Why would Obama possibly want to do anything different? Why would he possibly want a major political war over the debt ceiling where he looks like a divisive figure and looks to be opposing budget cuts? Why would he possibly want to draw a line in the sand defending Medicare, Medicaid and Social Security from any "reforms"? There would be only two reasons to do any of that: (1) fear that he would lose too much of his base if he compromised with the GOP in these areas, or (2) a genuine conviction that such compromises are morally or economically intolerable. Since he so plainly lacks both -- a fear of losing the base or genuine convictions about this or anything else -- there's simply nothing to drive him to fight for those outcomes.
Like most first-term Presidents after two years, Obama is preoccupied with his re-election, and perceives -- not unreasonably -- that that goal is best accomplished by adopting GOP policies. The only factor that could subvert that political calculation -- fear that he could go too far and cause Democratic voters not to support him -- is a fear that he simply does not have: probably for good reason.

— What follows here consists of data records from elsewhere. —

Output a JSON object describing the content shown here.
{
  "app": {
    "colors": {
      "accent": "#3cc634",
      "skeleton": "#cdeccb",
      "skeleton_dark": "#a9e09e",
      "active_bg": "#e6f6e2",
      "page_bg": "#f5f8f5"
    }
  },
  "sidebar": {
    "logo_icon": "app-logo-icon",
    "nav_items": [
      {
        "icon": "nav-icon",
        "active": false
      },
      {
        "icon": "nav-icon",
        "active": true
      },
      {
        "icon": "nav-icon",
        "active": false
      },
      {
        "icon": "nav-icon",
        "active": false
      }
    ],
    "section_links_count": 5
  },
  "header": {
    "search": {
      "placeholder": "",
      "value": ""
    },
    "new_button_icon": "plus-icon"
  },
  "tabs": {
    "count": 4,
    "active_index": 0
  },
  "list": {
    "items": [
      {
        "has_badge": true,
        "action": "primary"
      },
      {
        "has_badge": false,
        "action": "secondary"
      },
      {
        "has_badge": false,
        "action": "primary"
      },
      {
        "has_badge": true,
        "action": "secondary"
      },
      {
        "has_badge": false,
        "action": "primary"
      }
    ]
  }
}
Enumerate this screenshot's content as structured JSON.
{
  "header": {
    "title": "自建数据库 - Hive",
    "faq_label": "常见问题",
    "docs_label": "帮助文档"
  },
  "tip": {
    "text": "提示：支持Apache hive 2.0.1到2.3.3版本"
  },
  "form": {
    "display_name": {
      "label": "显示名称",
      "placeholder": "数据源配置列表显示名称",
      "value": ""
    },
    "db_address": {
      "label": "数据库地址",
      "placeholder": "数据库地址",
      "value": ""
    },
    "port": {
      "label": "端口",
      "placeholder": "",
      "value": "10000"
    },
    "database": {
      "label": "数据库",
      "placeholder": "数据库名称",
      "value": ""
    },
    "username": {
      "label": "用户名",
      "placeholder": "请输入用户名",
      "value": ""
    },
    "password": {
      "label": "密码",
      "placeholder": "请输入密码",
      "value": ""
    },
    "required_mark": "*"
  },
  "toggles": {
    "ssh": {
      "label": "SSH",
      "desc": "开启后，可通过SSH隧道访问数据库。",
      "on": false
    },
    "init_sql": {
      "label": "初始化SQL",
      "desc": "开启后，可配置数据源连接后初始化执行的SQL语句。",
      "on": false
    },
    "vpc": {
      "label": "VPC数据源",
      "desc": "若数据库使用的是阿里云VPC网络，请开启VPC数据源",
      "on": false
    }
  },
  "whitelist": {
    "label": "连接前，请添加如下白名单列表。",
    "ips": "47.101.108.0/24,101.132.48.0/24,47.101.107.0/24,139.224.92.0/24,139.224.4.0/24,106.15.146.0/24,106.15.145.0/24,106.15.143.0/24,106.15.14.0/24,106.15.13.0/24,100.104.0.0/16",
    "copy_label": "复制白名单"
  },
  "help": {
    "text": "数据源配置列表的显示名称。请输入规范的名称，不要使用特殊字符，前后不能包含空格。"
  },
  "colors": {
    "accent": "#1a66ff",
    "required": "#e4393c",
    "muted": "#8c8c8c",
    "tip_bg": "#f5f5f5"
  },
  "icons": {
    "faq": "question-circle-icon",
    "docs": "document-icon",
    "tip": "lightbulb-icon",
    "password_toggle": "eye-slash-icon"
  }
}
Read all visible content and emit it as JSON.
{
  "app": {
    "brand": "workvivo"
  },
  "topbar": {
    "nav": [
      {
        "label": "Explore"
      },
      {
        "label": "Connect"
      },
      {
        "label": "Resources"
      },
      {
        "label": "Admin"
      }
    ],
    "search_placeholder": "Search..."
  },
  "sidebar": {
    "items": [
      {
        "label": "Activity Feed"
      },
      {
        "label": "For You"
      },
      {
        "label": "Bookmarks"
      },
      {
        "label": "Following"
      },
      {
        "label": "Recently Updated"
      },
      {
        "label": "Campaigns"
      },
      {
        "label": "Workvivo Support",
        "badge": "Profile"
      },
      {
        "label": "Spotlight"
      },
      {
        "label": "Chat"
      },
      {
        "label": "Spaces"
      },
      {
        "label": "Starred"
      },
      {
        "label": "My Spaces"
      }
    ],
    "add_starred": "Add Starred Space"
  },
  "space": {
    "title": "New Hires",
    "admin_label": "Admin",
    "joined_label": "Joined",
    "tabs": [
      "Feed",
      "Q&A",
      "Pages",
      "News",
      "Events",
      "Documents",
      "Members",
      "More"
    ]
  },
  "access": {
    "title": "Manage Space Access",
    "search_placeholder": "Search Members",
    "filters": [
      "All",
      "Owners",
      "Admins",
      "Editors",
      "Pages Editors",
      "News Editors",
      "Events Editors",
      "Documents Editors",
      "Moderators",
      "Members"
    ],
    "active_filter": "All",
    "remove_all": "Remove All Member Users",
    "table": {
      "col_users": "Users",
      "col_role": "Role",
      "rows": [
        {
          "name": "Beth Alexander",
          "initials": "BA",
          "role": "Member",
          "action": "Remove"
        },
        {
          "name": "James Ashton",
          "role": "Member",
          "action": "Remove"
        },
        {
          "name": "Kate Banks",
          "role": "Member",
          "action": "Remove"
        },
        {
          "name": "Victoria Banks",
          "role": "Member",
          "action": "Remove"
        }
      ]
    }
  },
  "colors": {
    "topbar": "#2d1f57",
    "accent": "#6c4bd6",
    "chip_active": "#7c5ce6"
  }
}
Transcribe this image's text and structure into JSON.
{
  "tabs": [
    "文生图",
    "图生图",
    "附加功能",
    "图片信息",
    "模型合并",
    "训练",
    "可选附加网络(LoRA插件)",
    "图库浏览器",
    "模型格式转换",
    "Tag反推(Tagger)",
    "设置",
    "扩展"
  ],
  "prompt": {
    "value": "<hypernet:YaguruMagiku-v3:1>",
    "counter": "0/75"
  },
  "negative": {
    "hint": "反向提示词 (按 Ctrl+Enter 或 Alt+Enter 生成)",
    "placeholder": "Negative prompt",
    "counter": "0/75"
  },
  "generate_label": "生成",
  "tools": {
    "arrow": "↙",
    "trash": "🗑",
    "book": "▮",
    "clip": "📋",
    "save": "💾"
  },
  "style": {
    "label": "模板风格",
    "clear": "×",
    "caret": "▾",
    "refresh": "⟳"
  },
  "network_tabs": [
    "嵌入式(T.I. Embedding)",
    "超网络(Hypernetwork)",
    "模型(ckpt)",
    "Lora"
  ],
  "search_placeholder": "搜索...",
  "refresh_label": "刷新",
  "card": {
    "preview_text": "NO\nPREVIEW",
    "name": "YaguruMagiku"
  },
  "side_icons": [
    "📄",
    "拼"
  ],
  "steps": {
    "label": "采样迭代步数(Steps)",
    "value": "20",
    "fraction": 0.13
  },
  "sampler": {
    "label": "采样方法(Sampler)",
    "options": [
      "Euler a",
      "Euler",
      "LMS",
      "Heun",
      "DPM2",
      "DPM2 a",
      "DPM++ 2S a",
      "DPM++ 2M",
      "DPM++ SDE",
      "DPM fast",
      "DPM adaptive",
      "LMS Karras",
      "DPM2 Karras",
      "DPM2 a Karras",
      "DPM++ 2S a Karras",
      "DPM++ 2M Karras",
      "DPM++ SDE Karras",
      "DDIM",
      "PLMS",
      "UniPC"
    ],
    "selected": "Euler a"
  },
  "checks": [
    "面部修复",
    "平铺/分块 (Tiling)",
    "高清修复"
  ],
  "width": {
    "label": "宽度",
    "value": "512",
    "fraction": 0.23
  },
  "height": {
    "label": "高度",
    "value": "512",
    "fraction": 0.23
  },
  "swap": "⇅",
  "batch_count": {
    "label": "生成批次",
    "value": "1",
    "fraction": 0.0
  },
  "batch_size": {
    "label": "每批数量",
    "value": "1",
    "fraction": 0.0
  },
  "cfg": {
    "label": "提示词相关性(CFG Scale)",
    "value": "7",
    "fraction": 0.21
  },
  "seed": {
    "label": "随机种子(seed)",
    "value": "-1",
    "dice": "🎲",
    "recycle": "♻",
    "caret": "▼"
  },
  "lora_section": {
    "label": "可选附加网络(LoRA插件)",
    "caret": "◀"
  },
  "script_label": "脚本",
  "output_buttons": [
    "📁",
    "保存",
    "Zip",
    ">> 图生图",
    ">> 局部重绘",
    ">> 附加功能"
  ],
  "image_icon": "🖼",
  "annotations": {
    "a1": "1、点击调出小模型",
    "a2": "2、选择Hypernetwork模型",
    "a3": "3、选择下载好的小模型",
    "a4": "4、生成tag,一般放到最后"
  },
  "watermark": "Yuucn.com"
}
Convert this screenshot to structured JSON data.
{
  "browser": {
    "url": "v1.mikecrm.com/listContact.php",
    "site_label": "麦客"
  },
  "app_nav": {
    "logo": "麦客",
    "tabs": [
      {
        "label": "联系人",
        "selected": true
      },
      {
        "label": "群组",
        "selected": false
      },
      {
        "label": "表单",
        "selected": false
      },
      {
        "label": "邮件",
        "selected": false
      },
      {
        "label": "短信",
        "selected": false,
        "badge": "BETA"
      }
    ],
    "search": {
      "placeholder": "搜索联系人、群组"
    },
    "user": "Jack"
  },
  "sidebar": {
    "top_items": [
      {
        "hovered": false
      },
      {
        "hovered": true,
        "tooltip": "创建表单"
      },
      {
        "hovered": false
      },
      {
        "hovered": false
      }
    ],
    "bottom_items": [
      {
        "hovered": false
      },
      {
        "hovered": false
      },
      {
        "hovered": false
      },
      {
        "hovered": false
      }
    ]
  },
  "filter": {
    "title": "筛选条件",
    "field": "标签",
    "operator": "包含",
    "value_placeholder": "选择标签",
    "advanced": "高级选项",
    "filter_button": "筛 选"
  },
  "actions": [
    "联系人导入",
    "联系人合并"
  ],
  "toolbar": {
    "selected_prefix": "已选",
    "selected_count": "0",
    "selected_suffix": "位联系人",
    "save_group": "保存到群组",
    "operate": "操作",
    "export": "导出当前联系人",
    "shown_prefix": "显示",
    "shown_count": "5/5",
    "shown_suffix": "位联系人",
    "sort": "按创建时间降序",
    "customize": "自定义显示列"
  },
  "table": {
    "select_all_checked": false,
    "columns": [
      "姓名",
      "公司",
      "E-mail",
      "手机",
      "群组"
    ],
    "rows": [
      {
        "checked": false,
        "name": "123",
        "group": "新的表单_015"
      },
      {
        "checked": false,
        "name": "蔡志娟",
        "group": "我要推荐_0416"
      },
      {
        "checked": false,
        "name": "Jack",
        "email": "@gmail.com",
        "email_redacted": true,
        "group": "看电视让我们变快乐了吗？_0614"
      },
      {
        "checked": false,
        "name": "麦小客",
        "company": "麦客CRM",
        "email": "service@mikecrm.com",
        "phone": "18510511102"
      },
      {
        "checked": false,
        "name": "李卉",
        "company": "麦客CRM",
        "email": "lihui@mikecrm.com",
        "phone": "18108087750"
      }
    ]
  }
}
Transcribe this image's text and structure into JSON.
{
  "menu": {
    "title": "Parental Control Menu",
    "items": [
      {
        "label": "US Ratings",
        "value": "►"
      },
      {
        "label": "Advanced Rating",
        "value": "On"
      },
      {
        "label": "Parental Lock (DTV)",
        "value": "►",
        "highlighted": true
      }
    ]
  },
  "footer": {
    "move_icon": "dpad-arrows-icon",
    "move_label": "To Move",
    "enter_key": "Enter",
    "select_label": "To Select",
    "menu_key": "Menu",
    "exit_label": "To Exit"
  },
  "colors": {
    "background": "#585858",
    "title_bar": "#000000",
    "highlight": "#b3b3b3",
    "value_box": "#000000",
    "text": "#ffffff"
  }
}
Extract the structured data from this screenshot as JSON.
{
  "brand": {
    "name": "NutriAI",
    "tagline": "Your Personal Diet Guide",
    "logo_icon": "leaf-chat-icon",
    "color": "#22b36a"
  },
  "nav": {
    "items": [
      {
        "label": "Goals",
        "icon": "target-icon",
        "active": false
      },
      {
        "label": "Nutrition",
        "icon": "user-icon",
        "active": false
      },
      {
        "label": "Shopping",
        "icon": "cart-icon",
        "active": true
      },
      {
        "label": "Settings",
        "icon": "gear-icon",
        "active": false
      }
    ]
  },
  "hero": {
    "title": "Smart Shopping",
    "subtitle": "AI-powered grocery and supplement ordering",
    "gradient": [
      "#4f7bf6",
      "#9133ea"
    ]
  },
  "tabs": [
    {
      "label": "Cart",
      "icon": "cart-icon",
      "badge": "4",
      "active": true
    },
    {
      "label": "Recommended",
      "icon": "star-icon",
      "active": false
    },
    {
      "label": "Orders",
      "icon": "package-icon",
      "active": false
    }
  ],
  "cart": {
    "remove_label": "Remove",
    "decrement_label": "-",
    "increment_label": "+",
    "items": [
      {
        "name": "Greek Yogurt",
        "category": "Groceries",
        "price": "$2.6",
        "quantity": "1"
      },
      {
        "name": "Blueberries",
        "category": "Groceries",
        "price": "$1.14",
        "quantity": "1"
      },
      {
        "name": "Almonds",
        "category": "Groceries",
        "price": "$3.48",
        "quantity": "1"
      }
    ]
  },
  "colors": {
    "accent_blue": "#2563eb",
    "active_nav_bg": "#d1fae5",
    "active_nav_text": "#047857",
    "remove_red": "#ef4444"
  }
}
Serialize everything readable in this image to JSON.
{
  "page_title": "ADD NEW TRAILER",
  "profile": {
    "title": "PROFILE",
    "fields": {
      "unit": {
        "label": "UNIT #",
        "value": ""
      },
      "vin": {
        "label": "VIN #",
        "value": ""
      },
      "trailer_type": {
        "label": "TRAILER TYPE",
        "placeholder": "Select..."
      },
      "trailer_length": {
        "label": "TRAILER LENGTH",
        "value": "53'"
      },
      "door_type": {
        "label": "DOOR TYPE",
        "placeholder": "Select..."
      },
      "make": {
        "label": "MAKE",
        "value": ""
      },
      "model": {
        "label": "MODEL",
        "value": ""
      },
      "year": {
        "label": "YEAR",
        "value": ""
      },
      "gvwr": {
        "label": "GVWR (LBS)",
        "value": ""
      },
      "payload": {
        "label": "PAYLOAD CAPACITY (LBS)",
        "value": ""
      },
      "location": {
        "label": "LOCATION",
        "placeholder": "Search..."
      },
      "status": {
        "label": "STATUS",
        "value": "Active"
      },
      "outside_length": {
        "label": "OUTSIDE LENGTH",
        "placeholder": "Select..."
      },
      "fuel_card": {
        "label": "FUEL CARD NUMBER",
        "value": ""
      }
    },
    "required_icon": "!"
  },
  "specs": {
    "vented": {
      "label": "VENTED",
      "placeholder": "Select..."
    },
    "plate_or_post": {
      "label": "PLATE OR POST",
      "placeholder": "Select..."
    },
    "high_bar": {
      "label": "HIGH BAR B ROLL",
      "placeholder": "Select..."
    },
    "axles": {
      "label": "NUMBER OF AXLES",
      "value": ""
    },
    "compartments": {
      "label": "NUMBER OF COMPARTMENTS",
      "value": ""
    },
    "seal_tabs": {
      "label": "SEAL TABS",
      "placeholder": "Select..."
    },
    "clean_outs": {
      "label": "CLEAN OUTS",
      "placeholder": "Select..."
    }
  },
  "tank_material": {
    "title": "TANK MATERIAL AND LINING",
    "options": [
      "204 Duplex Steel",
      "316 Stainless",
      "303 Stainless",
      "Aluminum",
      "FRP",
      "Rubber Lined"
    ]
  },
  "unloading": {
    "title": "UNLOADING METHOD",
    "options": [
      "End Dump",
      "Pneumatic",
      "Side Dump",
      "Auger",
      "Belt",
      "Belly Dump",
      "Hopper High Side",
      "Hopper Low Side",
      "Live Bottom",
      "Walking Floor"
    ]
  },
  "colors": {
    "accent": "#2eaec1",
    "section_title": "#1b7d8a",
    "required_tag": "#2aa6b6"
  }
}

In fact, not only does Obama not fear alienating progressive supporters, the White House seems to view that alienation as a positive, as it only serves to bolster Obama's above-it-all, centrist credentials. Here's what CNN's White House Correspondent Ed Henry and Gloria Borger said last night about the upcoming fight over entitlements and the debt ceiling:
Henry: I was talking to a senior Democrat who advises the White House, outside the White House today who was saying look, every time this president sits down with Speaker Boehner, to Gloria's point about negotiating skills, the president seems to give up another 5 billion dollars, 10 billion dollars, 20 billions dollars. It' s like the spending cuts keep going up. If you think about where the congressional Democrats started a couple of months ago they were talking about no spending cuts on the table. It keeps going up.
But this president has a much different reality than congressional Democrats.
Borger (sagely): Right.
Henry: He's going for re-election, him going to the middle and having liberal Democrats mad at him is not a bad thing.
That's why I experience such cognitive dissonance when I read all of these laments from liberal pundits that Obama isn't pursuing the right negotiating tactics, that he's not being as shrewd as he should be. He's pursuing exactly the right negotiating tactics and is being extremely shrewd -- he just doesn't want the same results that these liberal pundits want and which they like to imagine the President wants, too. He's not trying to prevent budget cuts or entitlement reforms; he wants exactly those things because of how politically beneficial they are to him -- to say nothing of whether he agrees with them on the merits.
When I first began blogging five years ago, I used to write posts like that all the time. I'd lament that Democrats weren't more effectively opposing Bush/Cheney National Security State policies or defending civil liberties. I'd attribute those failures to poor strategizing or a lack of political courage and write post after post urging them to adopt better tactics to enable better outcomes or be more politically "strong." But then I realized that they weren't poor tacticians getting stuck with results they hated. They simply weren't interested in generating the same outcomes as the ones I wanted.